Quinns Rocks resident opens up about ‘shame’ of forced adoption

Quinns Rocks resident opens up about ‘shame’ of forced adoption

BEV Shipway’s story of a life marred by shame and lies is just one of many born of the Australian Government’s policy on forced adoptions.

After 37 years, the Quinns Rocks resident finally feels able to talk about the pain and guilt she experienced after being forced to give her baby up for adoption when she was 17.

Documents from the adoption and a “snapshot” of her experience feature in the National Archives of Australia exhibition Without Consent: Australia’s Past Adoption Practices, showing in Wanneroo from December 1.

Ms Shipway discovered she was pregnant in 1979 after moving to Perth from country WA.

“I got pregnant; the father didn’t want to know about it, he didn’t even think it was his,” she said.

By the time her mother found out, it was too late for an abortion and she was taken back home.

“She told me how terrible it would be and the shame it would bring on the family,” she said.

The teenager agreed to consider adoption but only after the birth, when she then decided she wanted to keep her newborn son.

She left the hospital having not seen or held him.

“The social worker kept coming out telling me I had to sign the adoption papers and I didn’t want to,” she said.

“She just kept saying ‘you have to agree to adoption otherwise he’d be put into foster care and eventually become a ward of the state’.”

Then the worker proposed she could hold her son after signing the adoption papers, which she did, believing she would be able to get him back.

“Somebody stood over me, watching me, then they told me ‘That’s enough, you have to go now’,” she said.

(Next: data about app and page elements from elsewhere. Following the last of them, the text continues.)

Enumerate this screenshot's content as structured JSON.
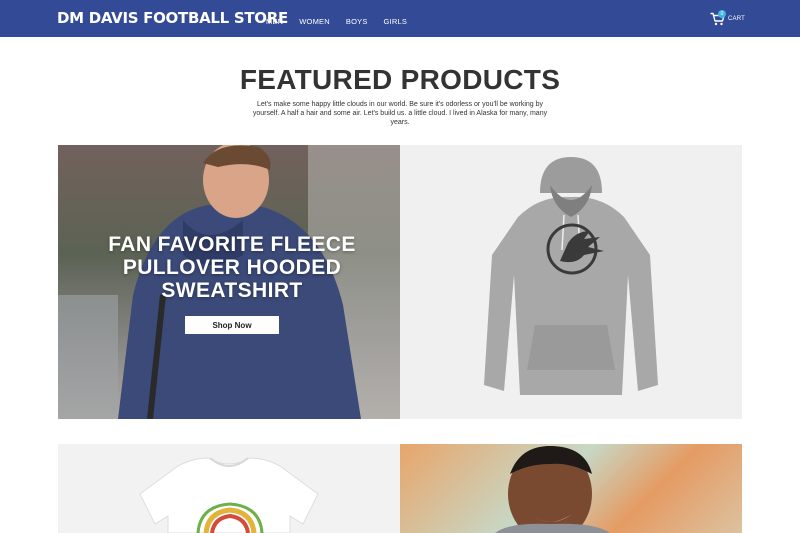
{
  "header": {
    "brand": "DM DAVIS FOOTBALL STORE",
    "nav": [
      "MEN",
      "WOMEN",
      "BOYS",
      "GIRLS"
    ],
    "cart_label": "CART",
    "cart_count": "0"
  },
  "featured": {
    "title": "FEATURED PRODUCTS",
    "description": "Let's make some happy little clouds in our world. Be sure it's odorless or you'll be working by yourself. A half a hair and some air. Let's build us. a little cloud. I lived in Alaska for many, many years."
  },
  "hero": {
    "title": "FAN FAVORITE FLEECE PULLOVER HOODED SWEATSHIRT",
    "button_label": "Shop Now"
  },
  "colors": {
    "header_bg": "#334a97",
    "cart_badge": "#3fb6e0",
    "hoodie_gray": "#a6a6a6",
    "logo_dark": "#3a3a3a"
  },
  "icons": {
    "cart": "shopping-cart-icon",
    "hoodie": "hoodie-product-image",
    "tshirt": "tshirt-product-image"
  }
}
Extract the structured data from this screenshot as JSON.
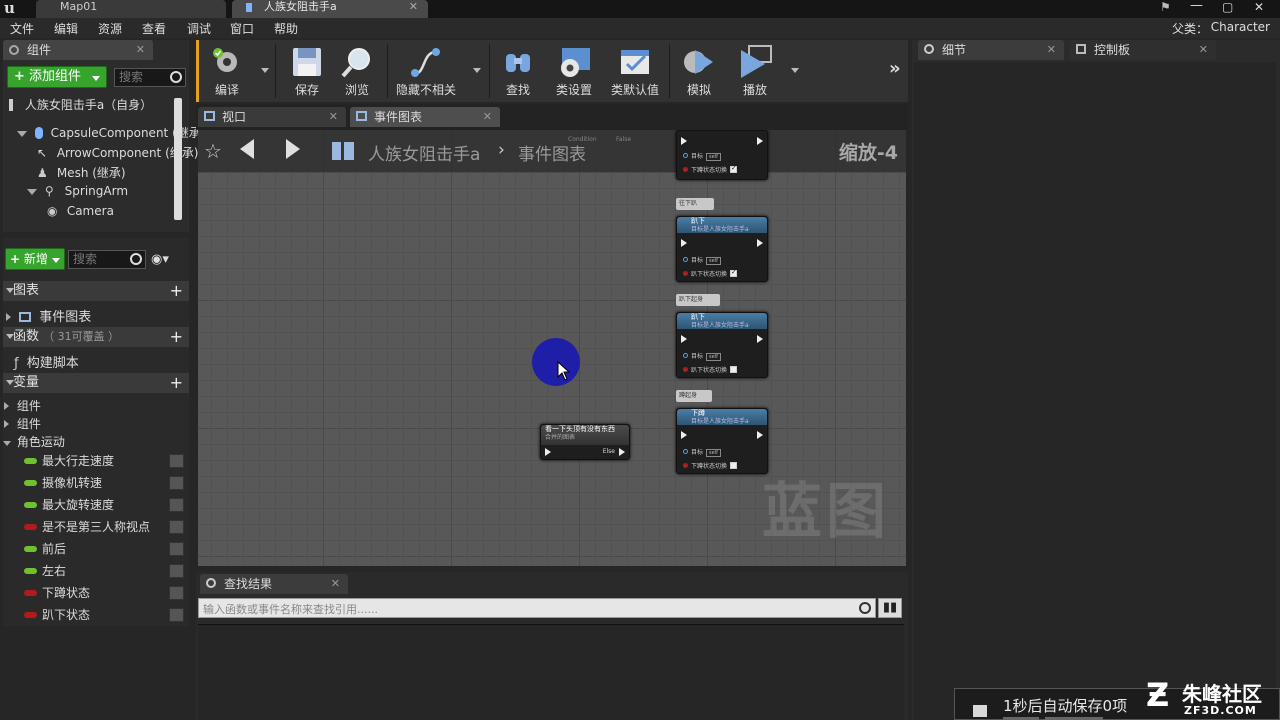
{
  "window": {
    "tabs": [
      {
        "label": "Map01"
      },
      {
        "label": "人族女阻击手a"
      }
    ]
  },
  "menu": [
    "文件",
    "编辑",
    "资源",
    "查看",
    "调试",
    "窗口",
    "帮助"
  ],
  "parent_class": {
    "label": "父类：",
    "value": "Character"
  },
  "components_panel": {
    "tab": "组件",
    "add_button": "添加组件",
    "search_placeholder": "搜索",
    "root": "人族女阻击手a（自身）",
    "tree": [
      {
        "label": "CapsuleComponent (继承)"
      },
      {
        "label": "ArrowComponent (继承)"
      },
      {
        "label": "Mesh (继承)"
      },
      {
        "label": "SpringArm"
      },
      {
        "label": "Camera"
      }
    ]
  },
  "my_blueprint": {
    "new_button": "新增",
    "search_placeholder": "搜索",
    "sections": {
      "graphs": "图表",
      "event_graph": "事件图表",
      "functions": "函数",
      "functions_hint": "（ 31可覆盖 ）",
      "construction": "构建脚本",
      "variables": "变量"
    },
    "categories": [
      "组件",
      "组件",
      "角色运动"
    ],
    "variables": [
      {
        "name": "最大行走速度",
        "color": "#6fc22f"
      },
      {
        "name": "摄像机转速",
        "color": "#6fc22f"
      },
      {
        "name": "最大旋转速度",
        "color": "#6fc22f"
      },
      {
        "name": "是不是第三人称视点",
        "color": "#b01b1b"
      },
      {
        "name": "前后",
        "color": "#6fc22f"
      },
      {
        "name": "左右",
        "color": "#6fc22f"
      },
      {
        "name": "下蹲状态",
        "color": "#b01b1b"
      },
      {
        "name": "趴下状态",
        "color": "#b01b1b"
      }
    ]
  },
  "toolbar": {
    "accent": "#e2a21c",
    "buttons": [
      {
        "label": "编译",
        "icon": "compile-icon"
      },
      {
        "label": "保存",
        "icon": "save-icon"
      },
      {
        "label": "浏览",
        "icon": "browse-icon"
      },
      {
        "label": "隐藏不相关",
        "icon": "hide-unrelated-icon"
      },
      {
        "label": "查找",
        "icon": "find-icon"
      },
      {
        "label": "类设置",
        "icon": "class-settings-icon"
      },
      {
        "label": "类默认值",
        "icon": "class-defaults-icon"
      },
      {
        "label": "模拟",
        "icon": "simulate-icon"
      },
      {
        "label": "播放",
        "icon": "play-icon"
      }
    ]
  },
  "graph": {
    "tabs": [
      "视口",
      "事件图表"
    ],
    "breadcrumb": {
      "blueprint": "人族女阻击手a",
      "graph": "事件图表"
    },
    "zoom": "缩放-4",
    "watermark": "蓝图",
    "nodes": {
      "top": {
        "sub_label": "下蹲状态切换",
        "target": "目标",
        "self": "self"
      },
      "n1": {
        "comment": "往下趴",
        "title": "趴下",
        "subtitle": "目标是人族女阻击手a",
        "target": "目标",
        "self": "self",
        "param": "趴下状态切换",
        "checked": true
      },
      "n2": {
        "comment": "趴下起身",
        "title": "趴下",
        "subtitle": "目标是人族女阻击手a",
        "target": "目标",
        "self": "self",
        "param": "趴下状态切换",
        "checked": false
      },
      "n3": {
        "comment": "蹲起身",
        "title": "下蹲",
        "subtitle": "目标是人族女阻击手a",
        "target": "目标",
        "self": "self",
        "param": "下蹲状态切换",
        "checked": false
      },
      "branch": {
        "title": "看一下头顶有没有东西",
        "subtitle": "合并的图表",
        "else": "Else"
      },
      "faded": {
        "condition": "Condition",
        "false": "False"
      }
    }
  },
  "find_results": {
    "tab": "查找结果",
    "placeholder": "输入函数或事件名称来查找引用......"
  },
  "details": {
    "tab": "细节",
    "control_tab": "控制板"
  },
  "toast": {
    "message": "1秒后自动保存0项"
  },
  "brand": {
    "name": "朱峰社区",
    "url": "ZF3D.COM"
  }
}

“I was never actually told what adoption was. I was told I could see him whenever I wanted and he would come back to me when he was 18.”

On receiving receipt of her consent, Ms Shipway discovered she had six weeks to change her mind about the adoption.

But at the then Department of Community Welfare, she was told it was too late and “very inconvenient”. After being directed to various locations and given reasons why it could not happen, she gave up.

“I knew I’d been screwed over by then. It’s pretty bad your family not thinking you’re good enough to be a mother, let alone society,” she said.

She “continued on with life”, getting married four years later and having her first of two children in 1989.

A letter inquiring about her son went unanswered.

In retrospect, Ms Shipway understands why she found herself crying every few weeks.

Then in 2011, her adult son made contact and wanted to meet.

“It was surreal because I had never allowed myself to imagine he was a person,” she said.

“I hadn’t looked for him as I thought it would be too hard having someone just pop up in his life.

“When he met me he said he had never been able to dream or anything and it felt like a part of him was missing.

“It was like I was back holding this little baby in my hands.”

They remained in contact until late 2012.

“I think it was just easier for him to cut ties,” she said.

“I’m grateful for the experience because I didn’t know it but I was living a half life, it was in black and white and it’s in colour now.

“I just wish I had dealt with the emotional trauma, I had layers and layers of emotional trauma sitting there.”

Life began spiralling downward; Ms Shipway separated from her husband, was drinking heavily and moved to New South Wales.

But she returned at the end of 2014, crediting practising the Emotional Freedom Techniques for helping her to cope.

She also described the WA Government’s apology in 2010 for the forced adoption policy of babies born to unwed mothers and 2013 national apology “hugely” helpful.

“I’m happy with who I am now and that’s only because of the apology,” she said.

“It should never have happened.

“I was a minor; their (social workers) job was to look after me and my baby and they didn’t look after either of us.”

Ms Shipway said the exhibition was important to raise awareness of what she described as “pretty bad Government policy”.

“The exhibition is for me but also for humanity as a whole,” she said.

“Other women mightn’t carry my body but they carry my experience.

“I still have to carry it but it’s made me who I am.

“It’s made me a much better, more compassionate human being.”

The exhibition opened in Kalgoorlie in February and this is its only showing in Perth.

It will be on display at the Wanneroo Library and Cultural Centre from December 1 to January 14.